START DATA FOR THIS TASK

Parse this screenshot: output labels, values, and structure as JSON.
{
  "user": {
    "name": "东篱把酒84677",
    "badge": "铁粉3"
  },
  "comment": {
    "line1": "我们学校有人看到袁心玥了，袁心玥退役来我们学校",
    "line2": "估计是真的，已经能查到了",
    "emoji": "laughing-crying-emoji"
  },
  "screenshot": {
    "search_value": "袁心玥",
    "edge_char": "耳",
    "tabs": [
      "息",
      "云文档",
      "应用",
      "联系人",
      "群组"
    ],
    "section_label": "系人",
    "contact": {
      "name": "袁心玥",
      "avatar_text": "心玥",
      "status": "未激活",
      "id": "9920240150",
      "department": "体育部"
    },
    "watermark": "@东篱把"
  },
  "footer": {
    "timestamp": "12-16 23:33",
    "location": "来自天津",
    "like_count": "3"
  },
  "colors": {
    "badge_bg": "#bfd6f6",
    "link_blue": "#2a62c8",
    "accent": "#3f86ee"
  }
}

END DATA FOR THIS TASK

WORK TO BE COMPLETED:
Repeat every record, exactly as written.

RESPONSE AREA:
Parse this screenshot: output labels, values, and structure as JSON.
{
  "user": {
    "name": "东篱把酒84677",
    "badge": "铁粉3"
  },
  "comment": {
    "line1": "我们学校有人看到袁心玥了，袁心玥退役来我们学校",
    "line2": "估计是真的，已经能查到了",
    "emoji": "laughing-crying-emoji"
  },
  "screenshot": {
    "search_value": "袁心玥",
    "edge_char": "耳",
    "tabs": [
      "息",
      "云文档",
      "应用",
      "联系人",
      "群组"
    ],
    "section_label": "系人",
    "contact": {
      "name": "袁心玥",
      "avatar_text": "心玥",
      "status": "未激活",
      "id": "9920240150",
      "department": "体育部"
    },
    "watermark": "@东篱把"
  },
  "footer": {
    "timestamp": "12-16 23:33",
    "location": "来自天津",
    "like_count": "3"
  },
  "colors": {
    "badge_bg": "#bfd6f6",
    "link_blue": "#2a62c8",
    "accent": "#3f86ee"
  }
}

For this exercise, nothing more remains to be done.